_DATASET RECORDS_
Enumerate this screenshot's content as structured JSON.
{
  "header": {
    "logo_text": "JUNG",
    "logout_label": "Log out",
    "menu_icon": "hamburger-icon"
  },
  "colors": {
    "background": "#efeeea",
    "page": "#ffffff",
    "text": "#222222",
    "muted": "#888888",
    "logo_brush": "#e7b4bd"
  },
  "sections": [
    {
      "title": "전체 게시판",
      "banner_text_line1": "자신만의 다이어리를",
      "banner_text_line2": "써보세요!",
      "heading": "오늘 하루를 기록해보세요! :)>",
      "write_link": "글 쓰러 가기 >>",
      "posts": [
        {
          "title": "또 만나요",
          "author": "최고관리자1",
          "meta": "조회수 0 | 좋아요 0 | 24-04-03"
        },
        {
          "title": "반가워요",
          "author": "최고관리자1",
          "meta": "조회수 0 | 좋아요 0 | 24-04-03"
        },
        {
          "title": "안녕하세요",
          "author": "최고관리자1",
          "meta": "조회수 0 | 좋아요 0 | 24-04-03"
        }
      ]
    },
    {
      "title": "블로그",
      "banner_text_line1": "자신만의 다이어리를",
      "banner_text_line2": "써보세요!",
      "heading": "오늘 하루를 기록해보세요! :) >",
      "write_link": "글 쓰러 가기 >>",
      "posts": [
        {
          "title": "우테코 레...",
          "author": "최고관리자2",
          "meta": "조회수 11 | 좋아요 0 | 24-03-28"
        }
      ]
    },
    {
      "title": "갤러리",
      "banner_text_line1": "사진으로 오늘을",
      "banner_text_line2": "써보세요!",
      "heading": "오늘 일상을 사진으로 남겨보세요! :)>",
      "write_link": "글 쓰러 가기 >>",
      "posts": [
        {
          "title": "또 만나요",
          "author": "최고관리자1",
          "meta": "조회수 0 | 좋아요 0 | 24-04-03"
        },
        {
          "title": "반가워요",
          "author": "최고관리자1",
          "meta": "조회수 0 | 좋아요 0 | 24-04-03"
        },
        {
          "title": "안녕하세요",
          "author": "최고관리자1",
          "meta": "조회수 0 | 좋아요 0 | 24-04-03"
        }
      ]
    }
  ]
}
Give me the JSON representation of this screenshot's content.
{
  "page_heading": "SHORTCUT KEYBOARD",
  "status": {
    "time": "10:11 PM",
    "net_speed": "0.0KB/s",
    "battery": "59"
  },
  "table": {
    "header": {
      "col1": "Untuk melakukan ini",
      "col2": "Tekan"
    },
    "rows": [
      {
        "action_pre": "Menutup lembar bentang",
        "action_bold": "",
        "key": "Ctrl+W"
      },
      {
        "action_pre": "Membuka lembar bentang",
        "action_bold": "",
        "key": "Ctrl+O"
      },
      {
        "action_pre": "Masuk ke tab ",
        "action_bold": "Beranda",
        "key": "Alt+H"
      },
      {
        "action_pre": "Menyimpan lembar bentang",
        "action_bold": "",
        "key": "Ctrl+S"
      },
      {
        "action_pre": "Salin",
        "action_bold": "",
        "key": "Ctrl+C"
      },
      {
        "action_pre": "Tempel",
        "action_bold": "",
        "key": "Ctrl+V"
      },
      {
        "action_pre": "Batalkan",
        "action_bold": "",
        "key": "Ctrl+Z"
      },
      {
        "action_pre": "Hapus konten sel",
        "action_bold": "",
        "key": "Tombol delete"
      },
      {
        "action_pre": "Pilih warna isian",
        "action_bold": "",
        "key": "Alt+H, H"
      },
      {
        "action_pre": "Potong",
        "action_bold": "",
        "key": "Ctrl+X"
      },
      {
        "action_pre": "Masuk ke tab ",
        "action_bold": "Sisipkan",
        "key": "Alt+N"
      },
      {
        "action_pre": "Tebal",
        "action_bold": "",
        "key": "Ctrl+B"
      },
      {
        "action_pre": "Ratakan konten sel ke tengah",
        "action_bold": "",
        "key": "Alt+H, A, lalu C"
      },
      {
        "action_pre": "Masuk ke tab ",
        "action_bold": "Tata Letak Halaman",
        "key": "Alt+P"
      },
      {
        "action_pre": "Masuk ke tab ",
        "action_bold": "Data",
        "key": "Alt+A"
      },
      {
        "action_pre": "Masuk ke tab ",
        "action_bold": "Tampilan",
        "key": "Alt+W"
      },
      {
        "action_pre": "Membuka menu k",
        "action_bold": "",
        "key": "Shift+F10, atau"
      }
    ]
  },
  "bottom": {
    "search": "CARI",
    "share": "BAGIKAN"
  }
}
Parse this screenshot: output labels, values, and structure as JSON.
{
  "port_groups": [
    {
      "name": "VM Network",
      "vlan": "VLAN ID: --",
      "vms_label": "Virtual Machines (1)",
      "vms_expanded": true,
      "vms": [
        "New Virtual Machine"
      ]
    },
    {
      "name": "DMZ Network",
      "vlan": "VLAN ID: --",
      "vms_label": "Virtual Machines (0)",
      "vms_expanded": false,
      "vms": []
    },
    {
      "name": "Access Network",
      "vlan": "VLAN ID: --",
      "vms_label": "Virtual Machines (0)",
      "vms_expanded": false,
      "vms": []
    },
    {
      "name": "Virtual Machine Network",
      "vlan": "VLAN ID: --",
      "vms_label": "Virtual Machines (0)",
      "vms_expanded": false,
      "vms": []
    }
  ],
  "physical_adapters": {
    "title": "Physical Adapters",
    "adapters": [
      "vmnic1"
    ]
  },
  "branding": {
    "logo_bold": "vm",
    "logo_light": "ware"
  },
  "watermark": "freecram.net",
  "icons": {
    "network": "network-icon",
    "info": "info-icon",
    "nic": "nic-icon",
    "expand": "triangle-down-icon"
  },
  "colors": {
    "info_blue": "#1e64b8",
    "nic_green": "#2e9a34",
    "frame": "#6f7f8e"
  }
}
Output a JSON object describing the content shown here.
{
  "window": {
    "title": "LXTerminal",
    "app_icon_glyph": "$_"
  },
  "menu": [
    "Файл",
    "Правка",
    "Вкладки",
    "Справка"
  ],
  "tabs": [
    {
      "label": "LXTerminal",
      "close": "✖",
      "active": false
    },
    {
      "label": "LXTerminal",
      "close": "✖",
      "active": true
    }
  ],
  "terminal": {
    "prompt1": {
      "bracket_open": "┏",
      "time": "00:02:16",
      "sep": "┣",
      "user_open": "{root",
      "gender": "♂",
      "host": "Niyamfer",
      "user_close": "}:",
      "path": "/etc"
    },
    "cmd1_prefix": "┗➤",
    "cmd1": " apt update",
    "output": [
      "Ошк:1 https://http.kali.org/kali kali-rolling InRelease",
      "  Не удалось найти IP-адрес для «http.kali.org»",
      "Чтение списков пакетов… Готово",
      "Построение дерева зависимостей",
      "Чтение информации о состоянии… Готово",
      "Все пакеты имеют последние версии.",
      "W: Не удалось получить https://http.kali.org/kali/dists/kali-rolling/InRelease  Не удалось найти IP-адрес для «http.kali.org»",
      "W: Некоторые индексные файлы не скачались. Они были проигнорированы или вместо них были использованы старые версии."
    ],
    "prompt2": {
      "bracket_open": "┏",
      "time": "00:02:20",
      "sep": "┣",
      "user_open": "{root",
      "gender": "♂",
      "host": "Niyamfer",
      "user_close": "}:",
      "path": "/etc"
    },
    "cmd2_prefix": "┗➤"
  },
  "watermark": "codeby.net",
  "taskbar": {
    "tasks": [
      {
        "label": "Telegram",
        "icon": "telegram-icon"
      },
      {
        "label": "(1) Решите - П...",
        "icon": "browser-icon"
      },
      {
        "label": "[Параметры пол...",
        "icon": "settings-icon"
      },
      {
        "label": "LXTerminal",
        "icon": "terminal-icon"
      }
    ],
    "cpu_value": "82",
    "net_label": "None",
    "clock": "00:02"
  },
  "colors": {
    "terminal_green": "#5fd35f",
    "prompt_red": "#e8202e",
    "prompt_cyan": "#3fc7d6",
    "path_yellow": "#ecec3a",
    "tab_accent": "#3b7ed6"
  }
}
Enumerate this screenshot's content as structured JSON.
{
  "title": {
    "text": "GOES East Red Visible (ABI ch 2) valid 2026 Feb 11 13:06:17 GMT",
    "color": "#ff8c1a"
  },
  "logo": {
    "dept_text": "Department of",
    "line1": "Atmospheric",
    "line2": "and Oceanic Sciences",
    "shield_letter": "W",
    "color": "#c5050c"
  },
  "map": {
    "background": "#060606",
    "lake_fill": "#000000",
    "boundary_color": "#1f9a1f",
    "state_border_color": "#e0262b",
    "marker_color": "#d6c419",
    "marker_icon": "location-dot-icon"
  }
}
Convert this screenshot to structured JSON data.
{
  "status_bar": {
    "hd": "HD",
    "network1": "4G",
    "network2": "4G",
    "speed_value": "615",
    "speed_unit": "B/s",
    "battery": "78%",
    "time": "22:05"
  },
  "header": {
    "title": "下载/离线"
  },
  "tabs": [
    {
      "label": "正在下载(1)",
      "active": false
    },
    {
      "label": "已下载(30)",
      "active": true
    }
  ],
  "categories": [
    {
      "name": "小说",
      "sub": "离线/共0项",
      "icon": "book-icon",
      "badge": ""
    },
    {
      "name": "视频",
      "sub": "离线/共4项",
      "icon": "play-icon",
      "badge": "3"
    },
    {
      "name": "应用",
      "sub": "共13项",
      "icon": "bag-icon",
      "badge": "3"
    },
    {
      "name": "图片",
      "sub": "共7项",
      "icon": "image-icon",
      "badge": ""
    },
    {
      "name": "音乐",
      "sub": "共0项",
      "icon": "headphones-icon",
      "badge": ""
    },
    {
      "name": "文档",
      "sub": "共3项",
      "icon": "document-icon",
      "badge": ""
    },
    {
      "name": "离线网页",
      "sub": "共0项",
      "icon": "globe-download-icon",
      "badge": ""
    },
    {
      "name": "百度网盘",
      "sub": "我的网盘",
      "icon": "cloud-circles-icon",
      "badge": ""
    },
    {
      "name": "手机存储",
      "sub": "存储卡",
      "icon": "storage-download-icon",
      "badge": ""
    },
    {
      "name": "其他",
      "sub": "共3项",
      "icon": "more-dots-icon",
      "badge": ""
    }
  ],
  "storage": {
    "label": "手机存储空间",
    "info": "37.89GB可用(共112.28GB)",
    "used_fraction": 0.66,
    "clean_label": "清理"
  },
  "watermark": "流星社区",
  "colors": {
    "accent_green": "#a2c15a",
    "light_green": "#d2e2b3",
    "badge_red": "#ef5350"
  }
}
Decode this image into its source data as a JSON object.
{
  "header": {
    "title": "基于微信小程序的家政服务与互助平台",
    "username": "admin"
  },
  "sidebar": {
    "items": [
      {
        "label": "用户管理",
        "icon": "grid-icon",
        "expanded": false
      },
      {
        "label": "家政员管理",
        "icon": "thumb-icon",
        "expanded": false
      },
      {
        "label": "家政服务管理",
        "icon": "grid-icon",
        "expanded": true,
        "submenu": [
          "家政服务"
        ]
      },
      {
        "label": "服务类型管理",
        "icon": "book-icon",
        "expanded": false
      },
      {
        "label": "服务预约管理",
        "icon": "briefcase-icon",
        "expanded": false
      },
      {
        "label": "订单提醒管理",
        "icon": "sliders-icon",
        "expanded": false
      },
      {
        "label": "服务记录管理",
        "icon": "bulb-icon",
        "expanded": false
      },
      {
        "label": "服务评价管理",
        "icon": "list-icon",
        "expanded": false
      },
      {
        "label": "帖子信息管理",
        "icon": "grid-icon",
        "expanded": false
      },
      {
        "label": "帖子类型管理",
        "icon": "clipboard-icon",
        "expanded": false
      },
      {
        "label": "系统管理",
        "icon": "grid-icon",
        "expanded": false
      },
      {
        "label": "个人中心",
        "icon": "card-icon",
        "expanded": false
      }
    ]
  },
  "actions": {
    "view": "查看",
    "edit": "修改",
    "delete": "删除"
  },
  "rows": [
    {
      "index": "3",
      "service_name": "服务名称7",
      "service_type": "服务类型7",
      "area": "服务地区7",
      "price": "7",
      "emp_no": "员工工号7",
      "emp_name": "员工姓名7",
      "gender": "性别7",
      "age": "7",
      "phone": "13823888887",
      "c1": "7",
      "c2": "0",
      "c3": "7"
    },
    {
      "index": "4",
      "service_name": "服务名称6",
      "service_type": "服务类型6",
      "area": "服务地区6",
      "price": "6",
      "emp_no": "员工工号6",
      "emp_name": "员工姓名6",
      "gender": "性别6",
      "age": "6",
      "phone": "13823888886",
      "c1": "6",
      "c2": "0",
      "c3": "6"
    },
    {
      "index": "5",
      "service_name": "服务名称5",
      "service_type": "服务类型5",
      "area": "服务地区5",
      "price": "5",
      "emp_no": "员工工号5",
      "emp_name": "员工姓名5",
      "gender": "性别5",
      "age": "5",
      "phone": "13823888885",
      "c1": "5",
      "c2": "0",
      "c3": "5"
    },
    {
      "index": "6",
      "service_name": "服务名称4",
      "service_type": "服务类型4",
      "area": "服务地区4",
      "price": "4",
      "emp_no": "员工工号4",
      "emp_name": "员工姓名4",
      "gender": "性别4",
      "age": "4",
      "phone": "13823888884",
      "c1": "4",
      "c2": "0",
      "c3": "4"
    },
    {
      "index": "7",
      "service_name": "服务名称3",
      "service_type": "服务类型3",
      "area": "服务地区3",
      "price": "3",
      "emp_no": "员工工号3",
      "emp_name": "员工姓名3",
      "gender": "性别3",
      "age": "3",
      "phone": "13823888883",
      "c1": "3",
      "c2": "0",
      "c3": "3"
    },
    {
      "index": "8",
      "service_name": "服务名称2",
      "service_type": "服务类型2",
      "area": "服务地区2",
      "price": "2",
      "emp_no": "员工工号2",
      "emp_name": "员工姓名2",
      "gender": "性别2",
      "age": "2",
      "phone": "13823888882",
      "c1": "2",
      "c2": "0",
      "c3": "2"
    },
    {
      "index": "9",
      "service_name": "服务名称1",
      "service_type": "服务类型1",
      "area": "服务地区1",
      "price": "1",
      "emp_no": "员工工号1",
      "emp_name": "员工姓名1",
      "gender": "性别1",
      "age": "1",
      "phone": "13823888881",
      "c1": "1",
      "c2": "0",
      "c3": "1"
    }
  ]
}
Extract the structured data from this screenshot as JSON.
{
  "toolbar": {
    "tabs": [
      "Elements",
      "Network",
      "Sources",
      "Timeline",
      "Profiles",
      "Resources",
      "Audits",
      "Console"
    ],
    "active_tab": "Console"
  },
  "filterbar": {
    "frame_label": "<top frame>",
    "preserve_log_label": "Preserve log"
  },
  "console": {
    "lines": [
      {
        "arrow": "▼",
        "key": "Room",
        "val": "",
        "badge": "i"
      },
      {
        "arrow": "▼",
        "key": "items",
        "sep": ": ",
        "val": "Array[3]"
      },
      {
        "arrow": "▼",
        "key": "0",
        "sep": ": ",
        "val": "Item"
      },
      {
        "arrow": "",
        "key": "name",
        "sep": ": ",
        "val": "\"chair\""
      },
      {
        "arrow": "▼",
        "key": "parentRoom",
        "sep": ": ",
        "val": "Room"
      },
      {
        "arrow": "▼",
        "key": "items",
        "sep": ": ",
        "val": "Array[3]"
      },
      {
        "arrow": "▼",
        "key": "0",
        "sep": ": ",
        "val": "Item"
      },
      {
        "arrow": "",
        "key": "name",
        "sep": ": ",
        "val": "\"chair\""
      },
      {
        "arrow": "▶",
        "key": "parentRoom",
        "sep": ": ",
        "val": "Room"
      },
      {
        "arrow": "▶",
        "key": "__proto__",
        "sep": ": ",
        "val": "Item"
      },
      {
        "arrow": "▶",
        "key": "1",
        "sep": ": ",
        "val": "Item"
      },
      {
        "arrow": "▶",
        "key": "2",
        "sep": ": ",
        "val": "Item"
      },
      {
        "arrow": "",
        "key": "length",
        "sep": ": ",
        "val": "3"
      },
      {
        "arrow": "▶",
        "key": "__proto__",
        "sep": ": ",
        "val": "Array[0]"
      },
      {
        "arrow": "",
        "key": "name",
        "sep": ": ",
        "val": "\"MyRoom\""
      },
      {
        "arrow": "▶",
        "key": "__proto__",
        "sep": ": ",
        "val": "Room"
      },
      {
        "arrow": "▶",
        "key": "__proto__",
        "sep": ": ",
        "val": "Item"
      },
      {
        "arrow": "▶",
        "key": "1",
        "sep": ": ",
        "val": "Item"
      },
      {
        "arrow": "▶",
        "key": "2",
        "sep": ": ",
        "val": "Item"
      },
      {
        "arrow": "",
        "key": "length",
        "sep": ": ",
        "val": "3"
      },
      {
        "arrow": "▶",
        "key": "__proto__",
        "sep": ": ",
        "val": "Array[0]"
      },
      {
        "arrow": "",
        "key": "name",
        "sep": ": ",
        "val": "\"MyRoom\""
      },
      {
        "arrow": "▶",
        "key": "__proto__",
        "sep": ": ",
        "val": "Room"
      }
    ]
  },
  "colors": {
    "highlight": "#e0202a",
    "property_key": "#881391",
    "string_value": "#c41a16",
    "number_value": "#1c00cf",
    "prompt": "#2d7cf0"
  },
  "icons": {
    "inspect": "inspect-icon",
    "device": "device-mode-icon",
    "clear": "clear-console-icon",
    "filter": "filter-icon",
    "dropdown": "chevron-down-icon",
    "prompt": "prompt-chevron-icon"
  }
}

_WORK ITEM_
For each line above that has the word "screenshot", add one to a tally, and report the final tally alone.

_TASK ANSWER_
6